- **Work to complete**
The whole listing is to be returned exactly.

- **Data supplied**

━━━━━━━━━━━━━━━━

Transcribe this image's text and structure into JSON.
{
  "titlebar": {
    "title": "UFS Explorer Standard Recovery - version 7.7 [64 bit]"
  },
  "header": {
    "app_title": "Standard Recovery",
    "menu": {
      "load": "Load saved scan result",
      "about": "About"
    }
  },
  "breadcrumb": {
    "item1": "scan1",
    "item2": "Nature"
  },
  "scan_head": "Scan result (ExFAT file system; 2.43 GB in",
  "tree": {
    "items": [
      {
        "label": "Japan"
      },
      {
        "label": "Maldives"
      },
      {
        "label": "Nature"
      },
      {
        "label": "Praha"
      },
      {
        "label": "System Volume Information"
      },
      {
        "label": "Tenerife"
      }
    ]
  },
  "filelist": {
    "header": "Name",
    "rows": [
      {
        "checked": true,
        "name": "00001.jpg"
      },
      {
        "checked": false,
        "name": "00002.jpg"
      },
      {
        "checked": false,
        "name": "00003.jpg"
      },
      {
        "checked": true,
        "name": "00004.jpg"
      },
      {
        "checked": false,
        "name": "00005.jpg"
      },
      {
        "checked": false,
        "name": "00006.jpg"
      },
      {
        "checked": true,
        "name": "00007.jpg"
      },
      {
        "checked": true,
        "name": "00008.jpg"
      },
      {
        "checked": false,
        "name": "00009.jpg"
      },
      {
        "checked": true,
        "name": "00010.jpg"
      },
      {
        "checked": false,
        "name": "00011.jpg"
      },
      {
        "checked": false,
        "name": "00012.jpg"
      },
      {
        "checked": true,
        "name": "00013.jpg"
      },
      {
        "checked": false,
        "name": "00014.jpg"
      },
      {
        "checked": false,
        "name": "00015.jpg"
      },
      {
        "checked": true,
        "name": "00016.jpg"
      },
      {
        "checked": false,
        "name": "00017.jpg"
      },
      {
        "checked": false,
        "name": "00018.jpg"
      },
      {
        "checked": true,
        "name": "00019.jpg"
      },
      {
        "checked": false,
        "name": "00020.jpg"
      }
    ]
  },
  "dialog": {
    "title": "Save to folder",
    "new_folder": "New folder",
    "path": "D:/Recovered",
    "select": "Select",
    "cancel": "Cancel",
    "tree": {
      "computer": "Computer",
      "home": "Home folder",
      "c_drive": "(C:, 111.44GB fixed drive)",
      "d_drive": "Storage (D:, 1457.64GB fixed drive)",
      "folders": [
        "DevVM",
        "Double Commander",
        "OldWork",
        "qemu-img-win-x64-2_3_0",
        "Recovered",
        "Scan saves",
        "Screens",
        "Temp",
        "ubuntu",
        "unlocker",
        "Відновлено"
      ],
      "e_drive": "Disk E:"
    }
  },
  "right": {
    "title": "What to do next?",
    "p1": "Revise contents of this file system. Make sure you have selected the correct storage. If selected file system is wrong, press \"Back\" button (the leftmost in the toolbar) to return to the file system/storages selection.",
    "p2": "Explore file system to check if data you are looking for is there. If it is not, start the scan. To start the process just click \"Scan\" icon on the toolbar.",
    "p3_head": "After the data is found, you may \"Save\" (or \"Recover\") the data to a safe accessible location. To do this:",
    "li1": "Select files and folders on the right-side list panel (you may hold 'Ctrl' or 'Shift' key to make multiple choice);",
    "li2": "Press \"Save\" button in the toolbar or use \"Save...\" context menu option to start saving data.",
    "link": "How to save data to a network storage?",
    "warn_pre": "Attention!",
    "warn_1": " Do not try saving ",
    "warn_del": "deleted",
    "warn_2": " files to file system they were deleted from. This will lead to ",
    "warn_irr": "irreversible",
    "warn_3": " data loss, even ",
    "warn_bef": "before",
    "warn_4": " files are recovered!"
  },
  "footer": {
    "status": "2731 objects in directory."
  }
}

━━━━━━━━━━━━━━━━

- **Final answer**
Transcribe this image's text and structure into JSON.
{
  "titlebar": {
    "title": "UFS Explorer Standard Recovery - version 7.7 [64 bit]"
  },
  "header": {
    "app_title": "Standard Recovery",
    "menu": {
      "load": "Load saved scan result",
      "about": "About"
    }
  },
  "breadcrumb": {
    "item1": "scan1",
    "item2": "Nature"
  },
  "scan_head": "Scan result (ExFAT file system; 2.43 GB in",
  "tree": {
    "items": [
      {
        "label": "Japan"
      },
      {
        "label": "Maldives"
      },
      {
        "label": "Nature"
      },
      {
        "label": "Praha"
      },
      {
        "label": "System Volume Information"
      },
      {
        "label": "Tenerife"
      }
    ]
  },
  "filelist": {
    "header": "Name",
    "rows": [
      {
        "checked": true,
        "name": "00001.jpg"
      },
      {
        "checked": false,
        "name": "00002.jpg"
      },
      {
        "checked": false,
        "name": "00003.jpg"
      },
      {
        "checked": true,
        "name": "00004.jpg"
      },
      {
        "checked": false,
        "name": "00005.jpg"
      },
      {
        "checked": false,
        "name": "00006.jpg"
      },
      {
        "checked": true,
        "name": "00007.jpg"
      },
      {
        "checked": true,
        "name": "00008.jpg"
      },
      {
        "checked": false,
        "name": "00009.jpg"
      },
      {
        "checked": true,
        "name": "00010.jpg"
      },
      {
        "checked": false,
        "name": "00011.jpg"
      },
      {
        "checked": false,
        "name": "00012.jpg"
      },
      {
        "checked": true,
        "name": "00013.jpg"
      },
      {
        "checked": false,
        "name": "00014.jpg"
      },
      {
        "checked": false,
        "name": "00015.jpg"
      },
      {
        "checked": true,
        "name": "00016.jpg"
      },
      {
        "checked": false,
        "name": "00017.jpg"
      },
      {
        "checked": false,
        "name": "00018.jpg"
      },
      {
        "checked": true,
        "name": "00019.jpg"
      },
      {
        "checked": false,
        "name": "00020.jpg"
      }
    ]
  },
  "dialog": {
    "title": "Save to folder",
    "new_folder": "New folder",
    "path": "D:/Recovered",
    "select": "Select",
    "cancel": "Cancel",
    "tree": {
      "computer": "Computer",
      "home": "Home folder",
      "c_drive": "(C:, 111.44GB fixed drive)",
      "d_drive": "Storage (D:, 1457.64GB fixed drive)",
      "folders": [
        "DevVM",
        "Double Commander",
        "OldWork",
        "qemu-img-win-x64-2_3_0",
        "Recovered",
        "Scan saves",
        "Screens",
        "Temp",
        "ubuntu",
        "unlocker",
        "Відновлено"
      ],
      "e_drive": "Disk E:"
    }
  },
  "right": {
    "title": "What to do next?",
    "p1": "Revise contents of this file system. Make sure you have selected the correct storage. If selected file system is wrong, press \"Back\" button (the leftmost in the toolbar) to return to the file system/storages selection.",
    "p2": "Explore file system to check if data you are looking for is there. If it is not, start the scan. To start the process just click \"Scan\" icon on the toolbar.",
    "p3_head": "After the data is found, you may \"Save\" (or \"Recover\") the data to a safe accessible location. To do this:",
    "li1": "Select files and folders on the right-side list panel (you may hold 'Ctrl' or 'Shift' key to make multiple choice);",
    "li2": "Press \"Save\" button in the toolbar or use \"Save...\" context menu option to start saving data.",
    "link": "How to save data to a network storage?",
    "warn_pre": "Attention!",
    "warn_1": " Do not try saving ",
    "warn_del": "deleted",
    "warn_2": " files to file system they were deleted from. This will lead to ",
    "warn_irr": "irreversible",
    "warn_3": " data loss, even ",
    "warn_bef": "before",
    "warn_4": " files are recovered!"
  },
  "footer": {
    "status": "2731 objects in directory."
  }
}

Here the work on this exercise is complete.